Debug External Code
JetBrains Rider makes debugging external-library code simple, thanks to its integrated decompiler which decompiles external code on the fly and injects it into the debugger.
Debugging external code is supported in full .NET Framework and .NET Core.
You can debug external libraries or .NET Framework following the same general steps as with your own code:
You can start a debugging session or attach the debugger to any running .NET or .NET Core process.
If you attach to a running process, you can debug it even if there are no related source code in your solution. With the debugger attached, use Search Everywhere Ctrl+T to find types and methods in the target application. JetBrains Rider will decompile and display the symbols in the editor, and you will be able to set breakpoints there.
You can pause execution at any point in time and examine the program stepping through the code.
Each time you step into code that is implemented externally, JetBrains Rider will automatically decompile it and display the execution point.
You can also set breakpoints in decompiled code.
To navigate to symbols in the external code from your source code, you can use almost all of the navigation and search features — if the navigation target is in a library code, JetBrains Rider will automatically decompile and display it in the editor. The easiest way to jump to library code is to Ctrl-click any usage of a library symbol or press F12.
When analyzing stack trace, you can double-click any stack frame, and JetBrains Rider will either navigate to the code directly (if it’s in your own codebase), or decompile the code for that stack frame and open it in the editor.
To disable external-code debugging, clear Enable external source debug on the page of JetBrains Rider settings Ctrl+Alt+S.

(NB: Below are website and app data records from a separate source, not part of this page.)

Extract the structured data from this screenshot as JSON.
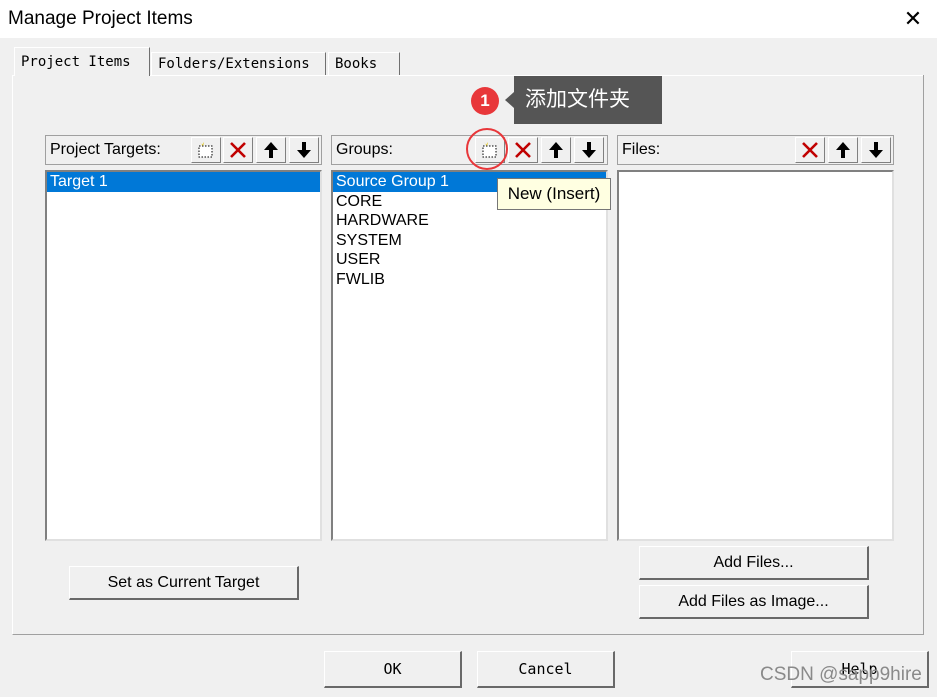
{
  "window": {
    "title": "Manage Project Items",
    "close_glyph": "✕"
  },
  "tabs": [
    {
      "label": "Project Items",
      "active": true
    },
    {
      "label": "Folders/Extensions",
      "active": false
    },
    {
      "label": "Books",
      "active": false
    }
  ],
  "targets": {
    "label": "Project Targets:",
    "items": [
      "Target 1"
    ],
    "selected": 0
  },
  "groups": {
    "label": "Groups:",
    "items": [
      "Source Group 1",
      "CORE",
      "HARDWARE",
      "SYSTEM",
      "USER",
      "FWLIB"
    ],
    "selected": 0
  },
  "files": {
    "label": "Files:",
    "items": []
  },
  "tooltip": {
    "text": "New (Insert)"
  },
  "annotation": {
    "badge": "1",
    "callout": "添加文件夹",
    "color": "#e8373a"
  },
  "buttons": {
    "set_current": "Set as Current Target",
    "add_files": "Add Files...",
    "add_files_image": "Add Files as Image...",
    "ok": "OK",
    "cancel": "Cancel",
    "help": "Help"
  },
  "watermark": "CSDN @sapp9hire",
  "icons": {
    "new": "new-folder-icon",
    "delete": "delete-x-icon",
    "up": "move-up-icon",
    "down": "move-down-icon"
  },
  "colors": {
    "selection": "#0078d7",
    "delete_red": "#c00000",
    "tooltip_bg": "#ffffe1"
  }
}
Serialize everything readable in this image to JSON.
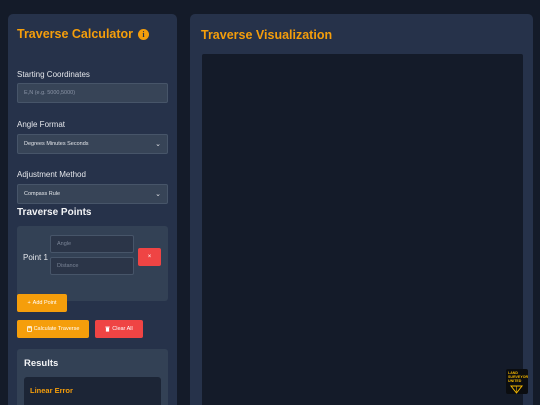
{
  "calculator": {
    "title": "Traverse Calculator",
    "info_icon": "info-icon",
    "starting_coordinates_label": "Starting Coordinates",
    "starting_coordinates_placeholder": "E,N (e.g. 5000,5000)",
    "starting_coordinates_value": "",
    "angle_format_label": "Angle Format",
    "angle_format_selected": "Degrees Minutes Seconds",
    "adjustment_method_label": "Adjustment Method",
    "adjustment_method_selected": "Compass Rule",
    "traverse_points_heading": "Traverse Points",
    "points": [
      {
        "label": "Point 1",
        "angle_placeholder": "Angle",
        "distance_placeholder": "Distance",
        "remove_label": "×"
      }
    ],
    "add_point_label": "Add Point",
    "calculate_label": "Calculate Traverse",
    "clear_label": "Clear All",
    "results_heading": "Results",
    "linear_error_heading": "Linear Error"
  },
  "visualization": {
    "title": "Traverse Visualization"
  },
  "logo": {
    "text": "LAND SURVEYORS UNITED"
  },
  "colors": {
    "background": "#141b29",
    "panel": "#26324a",
    "accent": "#f59e0b",
    "danger": "#ef4444"
  }
}
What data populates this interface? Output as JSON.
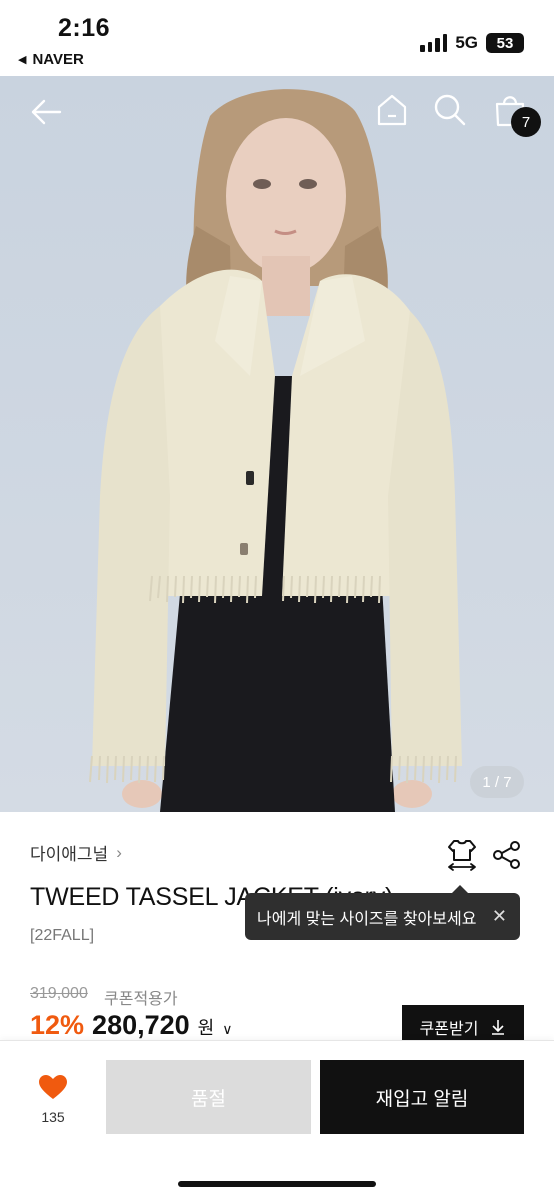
{
  "status_bar": {
    "time": "2:16",
    "back_app": "NAVER",
    "network": "5G",
    "battery": "53"
  },
  "header": {
    "icons": [
      "back-arrow-icon",
      "home-icon",
      "search-icon",
      "shopping-bag-icon"
    ],
    "cart_count": "7"
  },
  "gallery": {
    "counter": "1 / 7",
    "image": "model wearing cream tweed tassel jacket over black dress"
  },
  "product": {
    "brand": "다이애그널",
    "name": "TWEED TASSEL JACKET (ivory)",
    "season": "[22FALL]",
    "size_tooltip": "나에게 맞는 사이즈를 찾아보세요",
    "original_price": "319,000",
    "coupon_note": "쿠폰적용가",
    "discount": "12%",
    "price": "280,720",
    "currency": "원",
    "coupon_button": "쿠폰받기"
  },
  "bottom_bar": {
    "like_count": "135",
    "soldout_label": "품절",
    "restock_label": "재입고 알림"
  },
  "colors": {
    "accent_discount": "#f05a0f",
    "dark": "#111111",
    "soldout_bg": "#dcdcdc"
  }
}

If this option is disabled, you can still navigate to the external code and set breakpoints there. However, breakpoints in external code will be ignored by the debugger and you will not be able to step into the external code. So your debugging experience will be limited by the source code in your solution.